▶
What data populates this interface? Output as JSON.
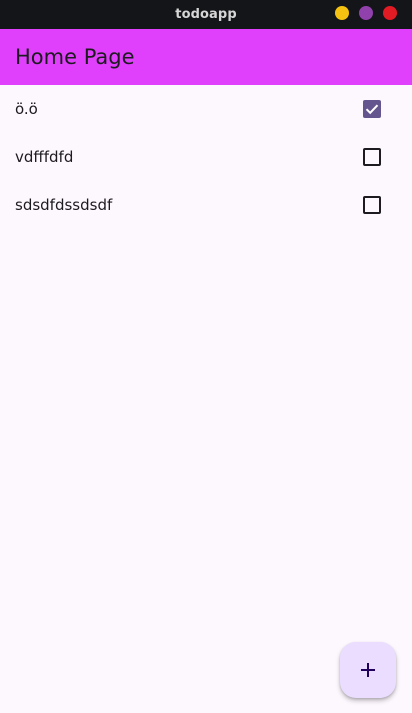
{
  "window": {
    "title": "todoapp",
    "controls": [
      {
        "name": "minimize",
        "color": "#f5c211"
      },
      {
        "name": "maximize",
        "color": "#9141ac"
      },
      {
        "name": "close",
        "color": "#e01b24"
      }
    ]
  },
  "appbar": {
    "title": "Home Page",
    "background": "#e040fb"
  },
  "todos": [
    {
      "label": "ö.ö",
      "checked": true
    },
    {
      "label": "vdfffdfd",
      "checked": false
    },
    {
      "label": "sdsdfdssdsdf",
      "checked": false
    }
  ],
  "fab": {
    "icon": "plus-icon",
    "background": "#eaddff"
  },
  "colors": {
    "accent": "#65558f",
    "surface": "#fdf7fe"
  }
}
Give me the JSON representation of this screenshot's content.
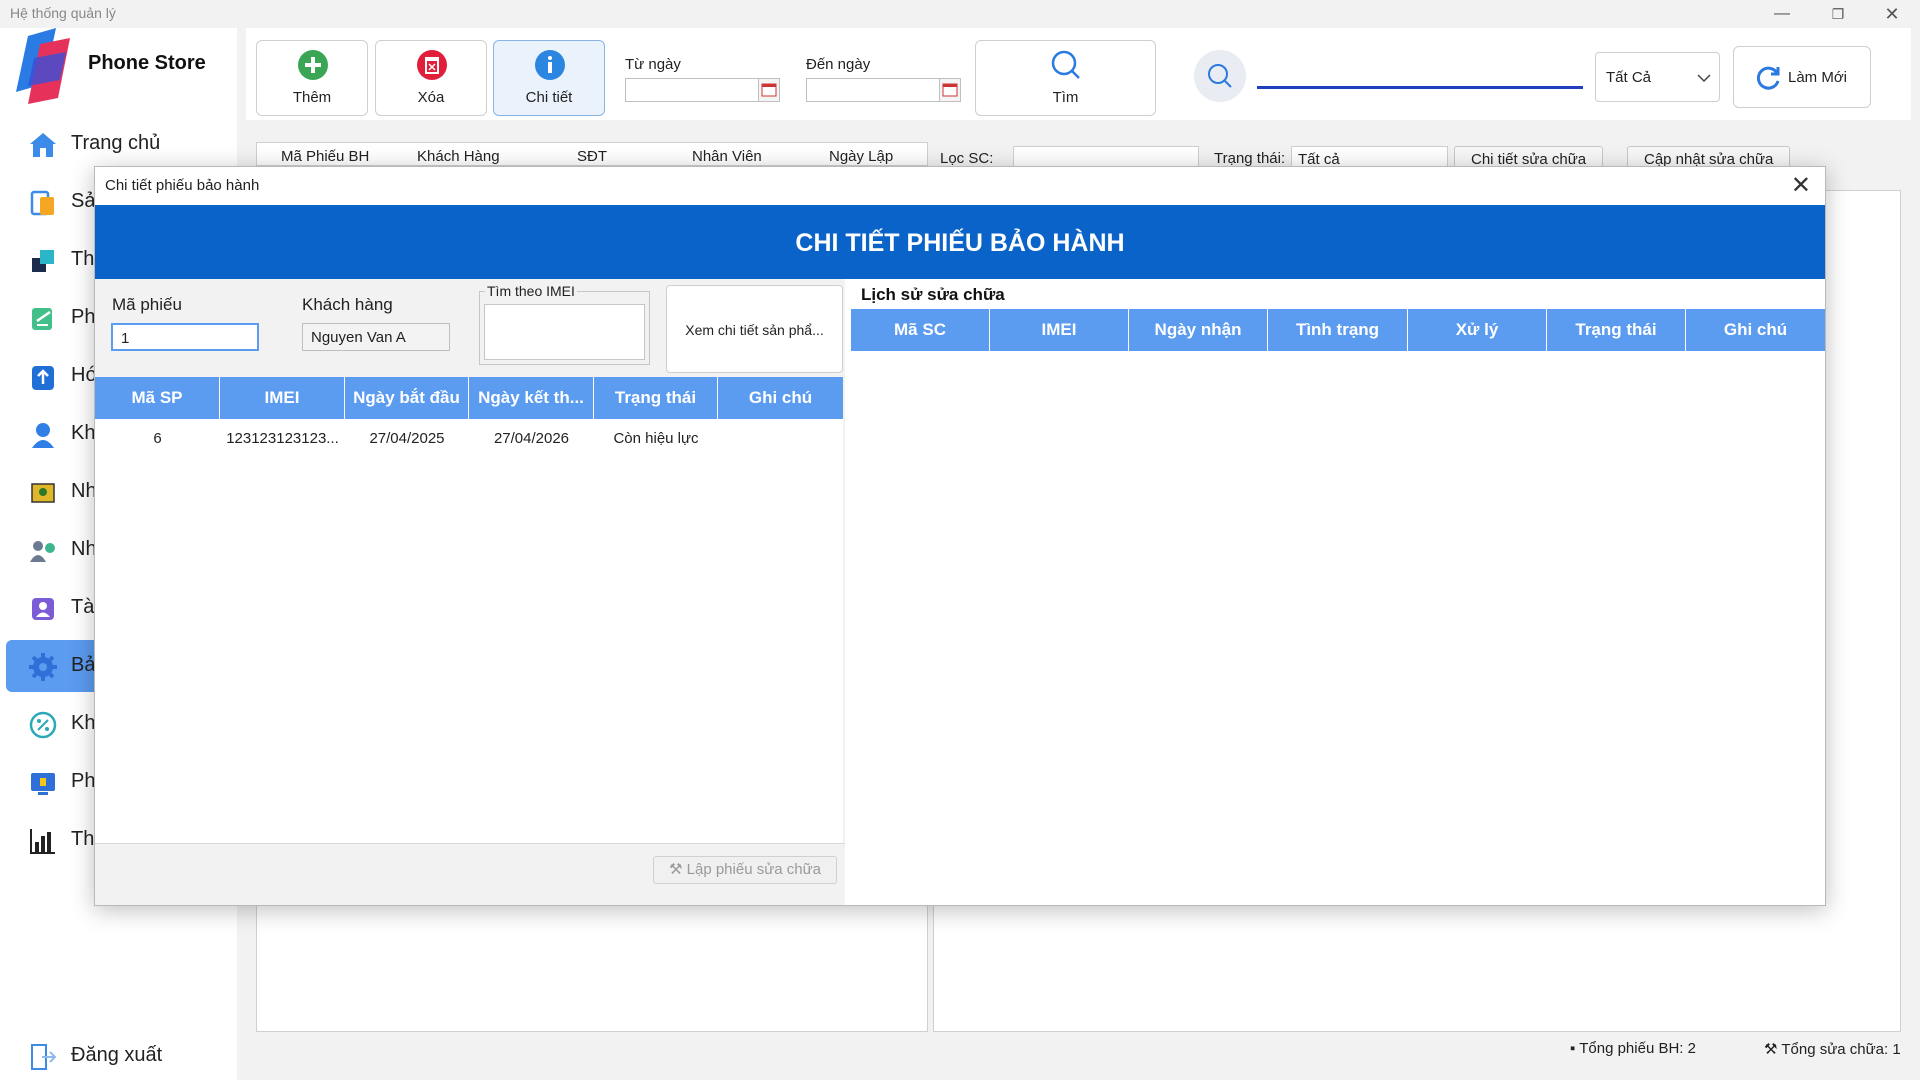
{
  "window": {
    "title": "Hệ thống quản lý"
  },
  "sidebar": {
    "brand": "Phone Store",
    "items": [
      {
        "label": "Trang chủ",
        "icon": "home-icon",
        "active": false
      },
      {
        "label": "Sả",
        "icon": "product-icon",
        "active": false
      },
      {
        "label": "Th",
        "icon": "attribute-icon",
        "active": false
      },
      {
        "label": "Ph",
        "icon": "receipt-icon",
        "active": false
      },
      {
        "label": "Hó",
        "icon": "invoice-icon",
        "active": false
      },
      {
        "label": "Kh",
        "icon": "customer-icon",
        "active": false
      },
      {
        "label": "Nh",
        "icon": "supplier-icon",
        "active": false
      },
      {
        "label": "Nh",
        "icon": "staff-icon",
        "active": false
      },
      {
        "label": "Tà",
        "icon": "account-icon",
        "active": false
      },
      {
        "label": "Bả",
        "icon": "gear-icon",
        "active": true
      },
      {
        "label": "Kh",
        "icon": "discount-icon",
        "active": false
      },
      {
        "label": "Ph",
        "icon": "permission-icon",
        "active": false
      },
      {
        "label": "Th",
        "icon": "chart-icon",
        "active": false
      }
    ],
    "logout": "Đăng xuất"
  },
  "toolbar": {
    "add_label": "Thêm",
    "delete_label": "Xóa",
    "detail_label": "Chi tiết",
    "from_date_label": "Từ ngày",
    "to_date_label": "Đến ngày",
    "find_label": "Tìm",
    "status_value": "Tất Cả",
    "refresh_label": "Làm Mới"
  },
  "background": {
    "columns": [
      "Mã Phiếu BH",
      "Khách Hàng",
      "SĐT",
      "Nhân Viên",
      "Ngày Lập"
    ],
    "filter_label": "Lọc SC:",
    "status_label": "Trạng thái:",
    "status_value": "Tất cả",
    "repair_detail_btn": "Chi tiết sửa chữa",
    "repair_update_btn": "Cập nhật sửa chữa",
    "total_warranty": "Tổng phiếu BH: 2",
    "total_repair": "Tổng sửa chữa: 1"
  },
  "dialog": {
    "title": "Chi tiết phiếu bảo hành",
    "banner": "CHI TIẾT PHIẾU BẢO HÀNH",
    "ma_phieu_label": "Mã phiếu",
    "ma_phieu_value": "1",
    "khach_hang_label": "Khách hàng",
    "khach_hang_value": "Nguyen Van A",
    "imei_search_label": "Tìm theo IMEI",
    "imei_search_value": "",
    "view_product_btn": "Xem chi tiết sản phẩ...",
    "product_columns": [
      "Mã SP",
      "IMEI",
      "Ngày bắt đầu",
      "Ngày kết th...",
      "Trạng thái",
      "Ghi chú"
    ],
    "product_rows": [
      [
        "6",
        "123123123123...",
        "27/04/2025",
        "27/04/2026",
        "Còn hiệu lực",
        ""
      ]
    ],
    "create_repair_btn": "Lập phiếu sửa chữa",
    "history_title": "Lịch sử sửa chữa",
    "history_columns": [
      "Mã SC",
      "IMEI",
      "Ngày nhận",
      "Tình trạng",
      "Xử lý",
      "Trạng thái",
      "Ghi chú"
    ],
    "history_rows": []
  },
  "colors": {
    "accent": "#5b9bf0",
    "banner": "#0a63c9",
    "add_green": "#3aa655",
    "delete_red": "#e0203a",
    "info_blue": "#2a86e0"
  }
}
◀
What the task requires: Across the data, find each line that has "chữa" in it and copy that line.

Your solution:
    "repair_detail_btn": "Chi tiết sửa chữa",
    "repair_update_btn": "Cập nhật sửa chữa",
    "total_repair": "Tổng sửa chữa: 1"
    "create_repair_btn": "Lập phiếu sửa chữa",
    "history_title": "Lịch sử sửa chữa",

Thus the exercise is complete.